We call it the free market, but most people experience the economic sphere as a dictatorship. The dictator is the boss, whose style sets the tone. UC Berkeley has about 300 academic and administrative departments. Over the years I got to know the culture of dozens of them and came to the conclusion that, very broadly speaking, there are two types of bosses: those who regard their staff as liabilities and those who regard their staff as assets.
Each type of boss presents risks. Bosses who treat staff as liabilities create anxiety and discourage diversity of opinion, initiative, and loyalty. Bosses who treat staff as assets create more thriving shops, but are vulnerable to underperforming or manipulative employees.
In my experience, bosses who treat staff as liabilities are the bigger problem — the colloquialism that comes to mind is “the fish rots from the head.” The ideal boss treats staff as assets but firmly responds to documented underperformance or manipulation.
Over the last couple of years we have seen each management style in the White House. The previous president treated staff as liabilities, demanding they embody his will to the point of abandoning their conscience. He regarded any deviation as a firing offense. The results were high turnover, rampant anxiety, and pervasive incompetence as inexperienced yes-people were put in jobs they weren’t qualified for.
(Aside: that didn’t trouble most Republicans. Since Reagan they’ve defined government as the country’s worst problem, so from their perspective the less effectual the executive branch, the better. But even if philosophically you believe in a weak central government, the executive branch is charged with handling countless ministerial duties, those prescribed by law and not requiring judgment, such as issuance of passports and prompt delivery of mail. For the government to promote the general welfare as required under the Constitution, it must fund the infrastructure, appoint the skilled managers, and pay the dedicated employees necessary to carry out its ministerial tasks accurately and expeditiously.)
Contrast that with the current president. “If you’re ever working with me and I hear you treat another colleague with disrespect, talk down to someone, I promise you I will fire you on the spot,” he warned his appointees on Inauguration Day. He hasn’t yet fired anyone for that cause, but after an internal review, his chief science adviser, Eric Lander, this week became the second person to resign for demeaning others. (The first was deputy press secretary T.J. Ducklo last year for making an abusive phone call to a female reporter.)
Americans proclaim themselves such freedom lovers, yet we tolerate, even lionize, workplace tyrants — not only Trump and abrasive scientists like Lander, but sociopaths like Bezos and Musk and Jobs, among others. It’s not just a right-wing or tech-bro thing, either. Years ago, when UC Berkeley’s left-leaning Associated Students (ASUC) insisted on housing an Amazon store on campus while regularly lambasting the university for mistreatment of workers, I asked one of the ASUC’s negotiators if the students were aware of how badly Amazon treats its blue-collar and white-collar employees. “The students want it,” she shrugged. I guess worker abuse is okay when it makes your life more convenient.

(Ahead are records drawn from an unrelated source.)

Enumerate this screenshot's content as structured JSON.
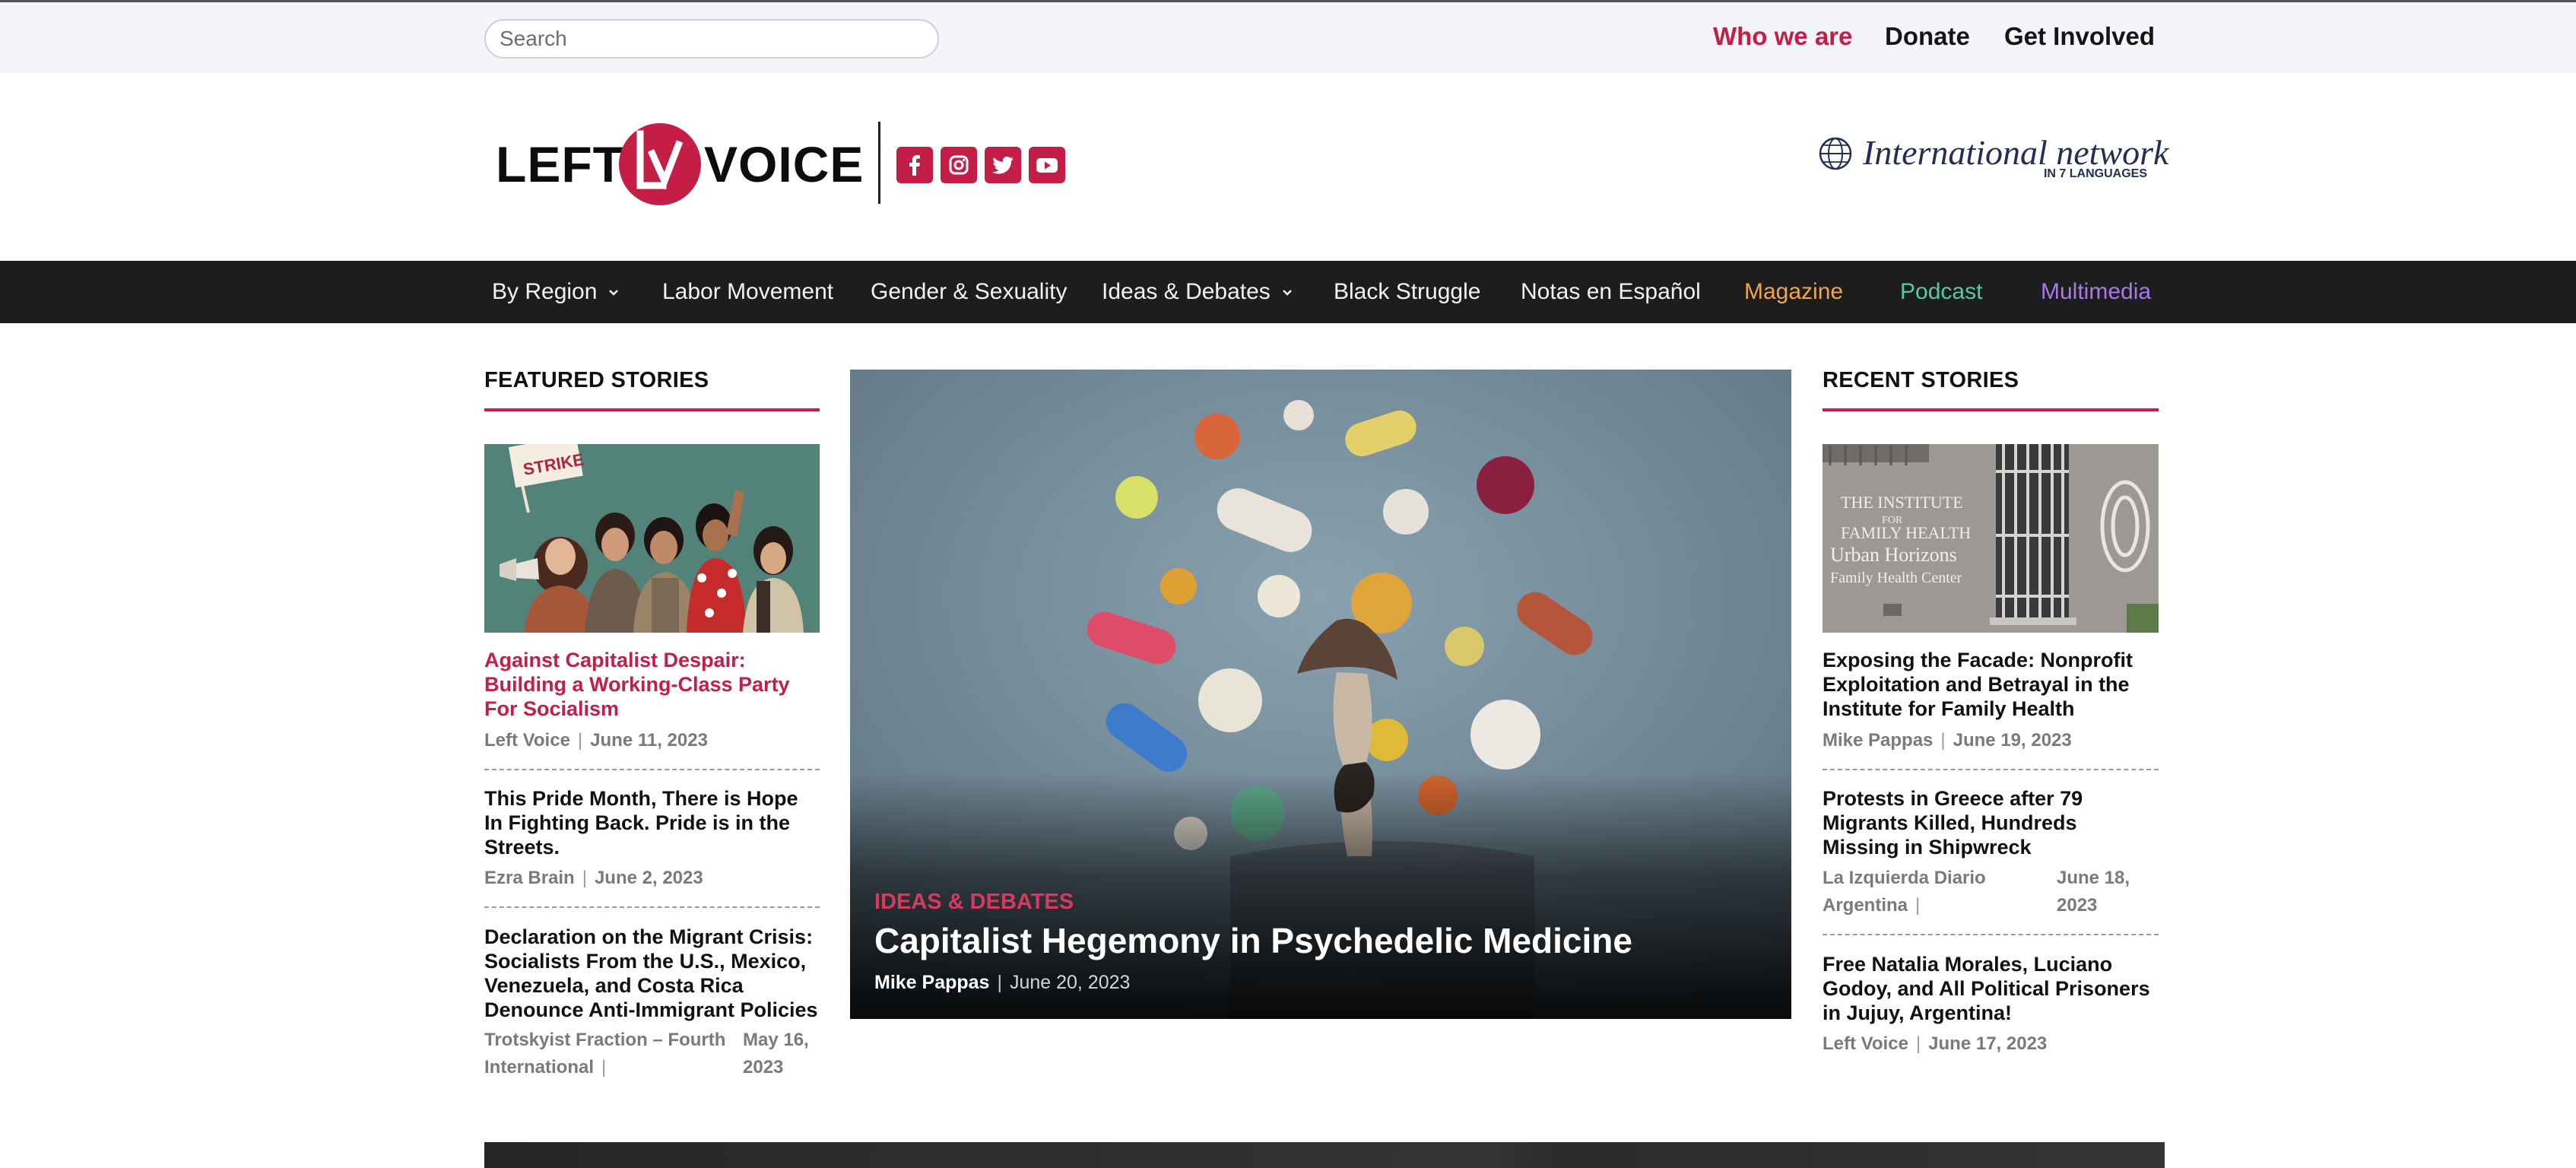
{
  "topbar": {
    "search_placeholder": "Search",
    "links": [
      "Who we are",
      "Donate",
      "Get Involved"
    ]
  },
  "header": {
    "logo_left": "LEFT",
    "logo_mark": "LV",
    "logo_right": "VOICE",
    "social_icons": [
      "facebook-icon",
      "instagram-icon",
      "twitter-icon",
      "youtube-icon"
    ],
    "international_title": "International network",
    "international_sub": "IN 7 LANGUAGES"
  },
  "nav": {
    "items": [
      "By Region",
      "Labor Movement",
      "Gender & Sexuality",
      "Ideas & Debates",
      "Black Struggle",
      "Notas en Español",
      "Magazine",
      "Podcast",
      "Multimedia"
    ]
  },
  "colors": {
    "accent": "#c41e47",
    "magazine": "#f2a54a",
    "podcast": "#56c9a8",
    "multimedia": "#a97ae6",
    "nav_bg": "#1d1d1d"
  },
  "featured": {
    "heading": "FEATURED STORIES",
    "stories": [
      {
        "title": "Against Capitalist Despair: Building a Working-Class Party For Socialism",
        "author": "Left Voice",
        "date": "June 11, 2023"
      },
      {
        "title": "This Pride Month, There is Hope In Fighting Back. Pride is in the Streets.",
        "author": "Ezra Brain",
        "date": "June 2, 2023"
      },
      {
        "title": "Declaration on the Migrant Crisis: Socialists From the U.S., Mexico, Venezuela, and Costa Rica Denounce Anti-Immigrant Policies",
        "author": "Trotskyist Fraction – Fourth International",
        "date": "May 16, 2023"
      }
    ],
    "image_sign": "STRIKE"
  },
  "hero": {
    "category": "IDEAS & DEBATES",
    "title": "Capitalist Hegemony in Psychedelic Medicine",
    "author": "Mike Pappas",
    "date": "June 20, 2023"
  },
  "recent": {
    "heading": "RECENT STORIES",
    "stories": [
      {
        "title": "Exposing the Facade: Nonprofit Exploitation and Betrayal in the Institute for Family Health",
        "author": "Mike Pappas",
        "date": "June 19, 2023"
      },
      {
        "title": "Protests in Greece after 79 Migrants Killed, Hundreds Missing in Shipwreck",
        "author": "La Izquierda Diario Argentina",
        "date": "June 18, 2023"
      },
      {
        "title": "Free Natalia Morales, Luciano Godoy, and All Political Prisoners in Jujuy, Argentina!",
        "author": "Left Voice",
        "date": "June 17, 2023"
      }
    ],
    "image_sign_lines": [
      "THE INSTITUTE",
      "FOR",
      "FAMILY HEALTH",
      "Urban Horizons",
      "Family Health Center"
    ]
  }
}
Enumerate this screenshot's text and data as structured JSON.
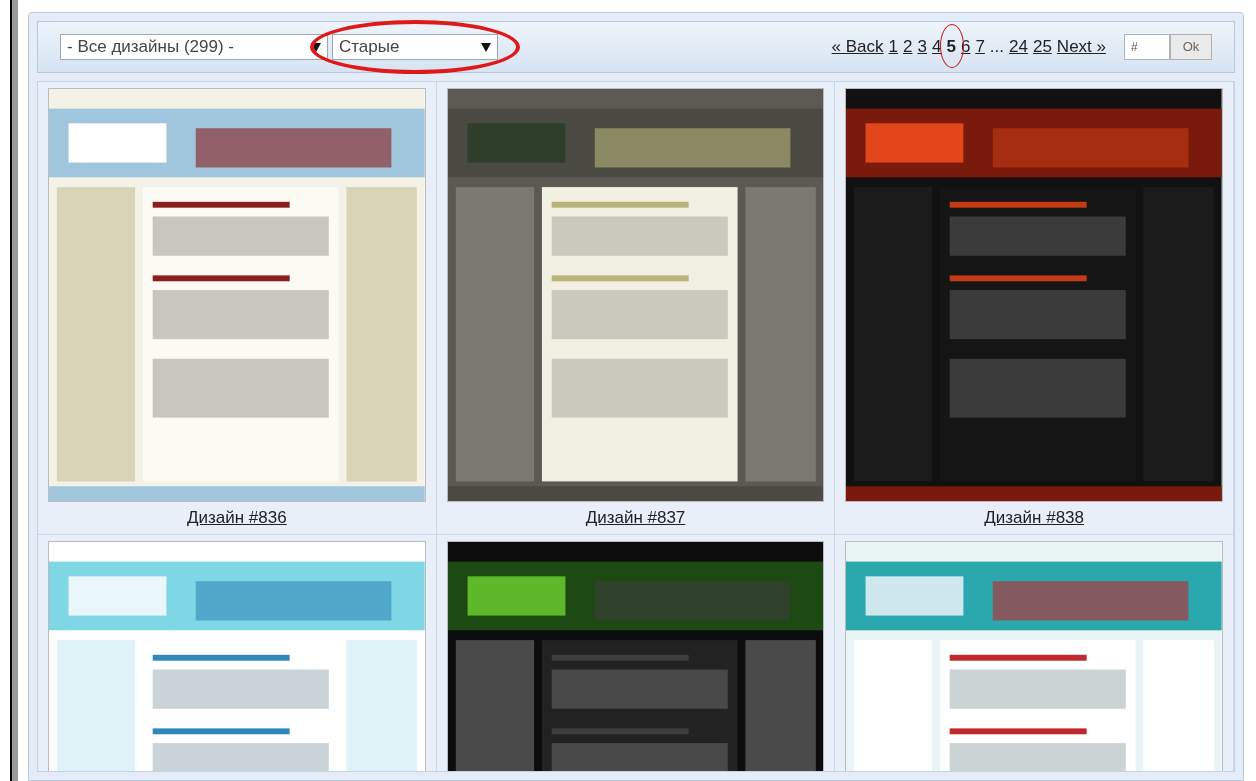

Co-ops belie the proposition, but if we accept that workplace dictatorship is inevitable, it can at least be soft. It can encourage diversity of opinion and mutual respect. It can show compassion and reward ethical behavior. It can even tolerate a measure of rebelliousness. We spend upwards of forty years and forty hours a week working. It’s so much a part of our lives that we commonly define ourselves by it. Why should we put up with totalitarian work conditions in a country devoted to freedom?
It couldn’t possibly be that we’re full of shit when we call ourselves freedom-loving, can it?